COVID-19 lockdown effect on relationships and divorce

With the COVID-19 outbreak and the government issuing a plea for the nation to stay at home and observe a COVID-19 lockdown, only leaving the house for essential trips (such as to obtain food or medical supplies), families are now living together nearly 24/7 with nowhere else to go.  Many who work as family practitioners are already forecasting a big boom in divorce numbers when restrictions on movement are eventually lifted.

If that is going to be the case then those involved in the profession can only hope that such a rise in cases will be because those relationships were sadly already beyond repair and that this current predicament and enforced 24-hour a day cohabitation has not been the catalyst.

The COVID-19 lockdown really is a time for people to be kind and patient with each other. However it is easy to see how relationships in households around the country will become fraught when it’s hard to ‘find space’ and you’re living under a whole range of different pressures and worries. If a relationship has broken down, one of the many concerns parties may have is whether the profession and the courts are going to be able to deal with the necessary legal process to formally end the marriage or civil partnership.

Before this crisis began the family courts were heading towards meltdown. However as this crisis has unfolded, we have seen that some courts are better prepared for an online world than others but the majority are still functioning as best they can. Recent guidance issued by the President of the Family Division Sir Andrew McFarlane permits the use of FaceTime  to facilitate video conferencing. Other courts are conducting hearings by telephone as their online capabilities are not a modern as they might like them to be.

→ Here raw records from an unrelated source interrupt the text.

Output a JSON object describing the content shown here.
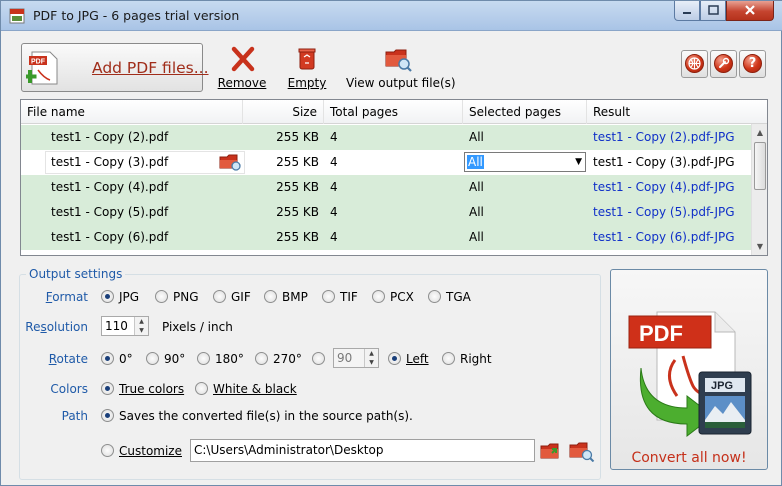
{
  "window": {
    "title": "PDF to JPG - 6 pages trial version"
  },
  "toolbar": {
    "add_pdf_label": "Add PDF files...",
    "remove_label": "Remove",
    "empty_label": "Empty",
    "view_output_label": "View output file(s)"
  },
  "table": {
    "headers": {
      "file_name": "File name",
      "size": "Size",
      "total_pages": "Total pages",
      "selected_pages": "Selected pages",
      "result": "Result"
    },
    "rows": [
      {
        "name": "test1 - Copy (2).pdf",
        "size": "255 KB",
        "pages": "4",
        "selected": "All",
        "result": "test1 - Copy (2).pdf-JPG"
      },
      {
        "name": "test1 - Copy (3).pdf",
        "size": "255 KB",
        "pages": "4",
        "selected": "All",
        "result": "test1 - Copy (3).pdf-JPG"
      },
      {
        "name": "test1 - Copy (4).pdf",
        "size": "255 KB",
        "pages": "4",
        "selected": "All",
        "result": "test1 - Copy (4).pdf-JPG"
      },
      {
        "name": "test1 - Copy (5).pdf",
        "size": "255 KB",
        "pages": "4",
        "selected": "All",
        "result": "test1 - Copy (5).pdf-JPG"
      },
      {
        "name": "test1 - Copy (6).pdf",
        "size": "255 KB",
        "pages": "4",
        "selected": "All",
        "result": "test1 - Copy (6).pdf-JPG"
      }
    ]
  },
  "settings": {
    "legend": "Output settings",
    "format_label": "Format",
    "formats": [
      "JPG",
      "PNG",
      "GIF",
      "BMP",
      "TIF",
      "PCX",
      "TGA"
    ],
    "format_selected": "JPG",
    "resolution_label": "Resolution",
    "resolution_value": "110",
    "resolution_unit": "Pixels / inch",
    "rotate_label": "Rotate",
    "rotations": [
      "0°",
      "90°",
      "180°",
      "270°"
    ],
    "rotate_selected": "0°",
    "custom_angle": "90",
    "direction_left": "Left",
    "direction_right": "Right",
    "direction_selected": "Left",
    "colors_label": "Colors",
    "color_true": "True colors",
    "color_bw": "White & black",
    "colors_selected": "True colors",
    "path_label": "Path",
    "path_source": "Saves the converted file(s) in the source path(s).",
    "path_customize": "Customize",
    "path_value": "C:\\Users\\Administrator\\Desktop",
    "path_selected": "source"
  },
  "convert": {
    "label": "Convert all now!",
    "pdf_badge": "PDF",
    "jpg_badge": "JPG"
  },
  "colors": {
    "accent_blue": "#1f5aa8",
    "row_green": "#d8ecd9",
    "link_blue": "#1030c8",
    "brand_red": "#c5301a"
  }
}
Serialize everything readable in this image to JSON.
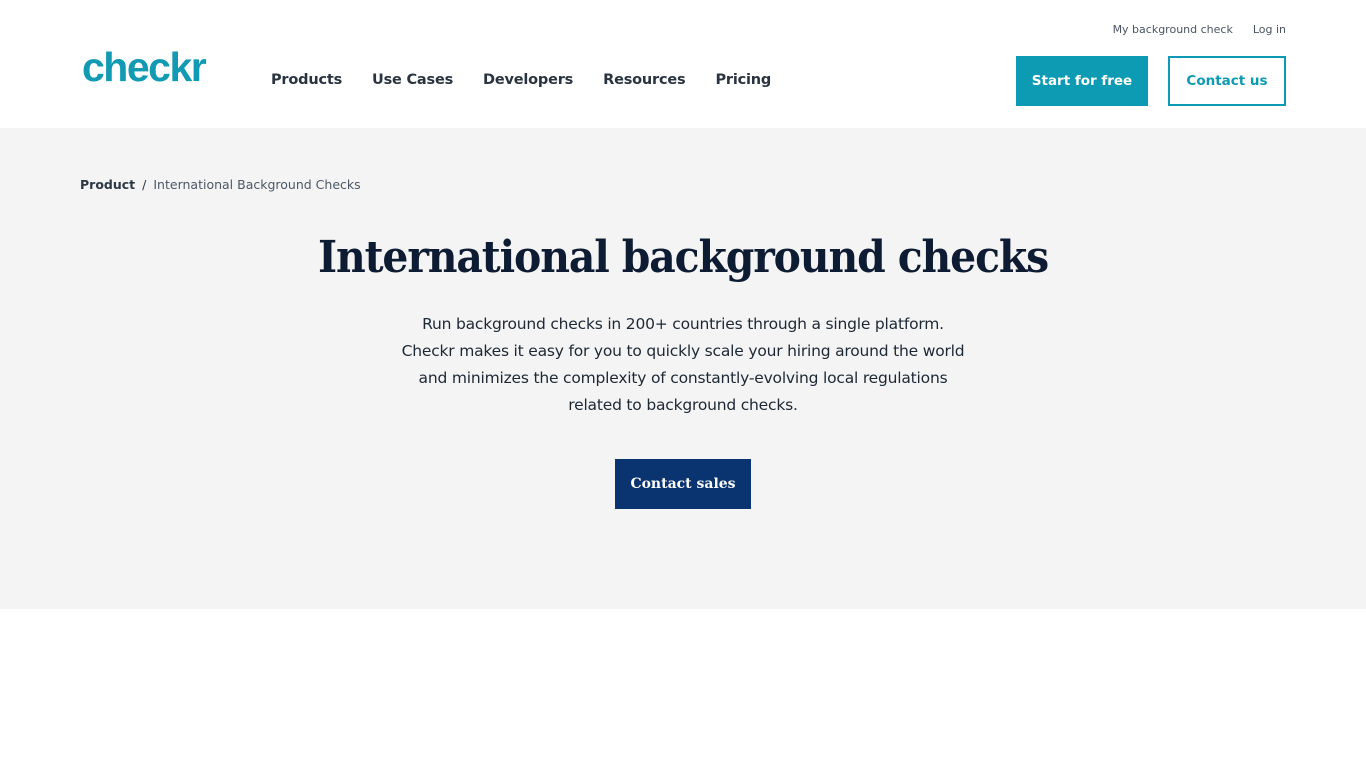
{
  "header": {
    "logo": "checkr",
    "nav": [
      "Products",
      "Use Cases",
      "Developers",
      "Resources",
      "Pricing"
    ],
    "utility_links": [
      "My background check",
      "Log in"
    ],
    "start_button": "Start for free",
    "contact_button": "Contact us"
  },
  "breadcrumb": {
    "root": "Product",
    "separator": "/",
    "current": "International Background Checks"
  },
  "hero": {
    "title": "International background checks",
    "description_lines": [
      "Run background checks in 200+ countries through a single platform.",
      "Checkr makes it easy for you to quickly scale your hiring around the world",
      "and minimizes the complexity of constantly-evolving local regulations",
      "related to background checks."
    ],
    "cta": "Contact sales"
  },
  "colors": {
    "brand_teal": "#0c9bb3",
    "navy": "#0a3470",
    "hero_bg": "#f4f4f4",
    "title": "#0d1b33"
  }
}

Even with remote working, the aim for all family solicitors is to try and help their clients resolve disputes without needing to involve the court in lengthy proceedings. The alternatives to Court are:

  1. Arbitration – akin to court proceedings but parties set their own timetable, decide what relevant documents are required to help resolve the dispute and have hearings conducted in private, which in this current crisis can be done via video link.
  2. Private dispute resolution hearings –  primarily conducted in financial proceedings but it is less adversarial as the appointed ‘Judge’ aka a privately appointed independent lawyer, should try to conduct the process in a less contentious way and give indications that are reasoned and balanced to encourage settlements and avoid contested expensive trials.
  3. Mediation – many mediators have the ability to conduct virtual meetings between parties so that negotiations and discussions can still be had, without the stress of the parties sitting in the same room as each other.

If anyone is experiencing a relationship breakdown and wants advice on divorce/ending a civil partnership during the COVID-19 lockdown or other family law issues please do not hesitate to contact the family team at Barker Gotelee. We are still working hard to assist all our clients, old or new, and can offer confidential meetings remotely during this crisis.

Amanda Erskine is a solicitor in the Family department at Barker Gotelee Solicitors in Ipswich.

Suffolk Family Solicitors – for more information on our range of legal services, please call the team on 01473 611211 or email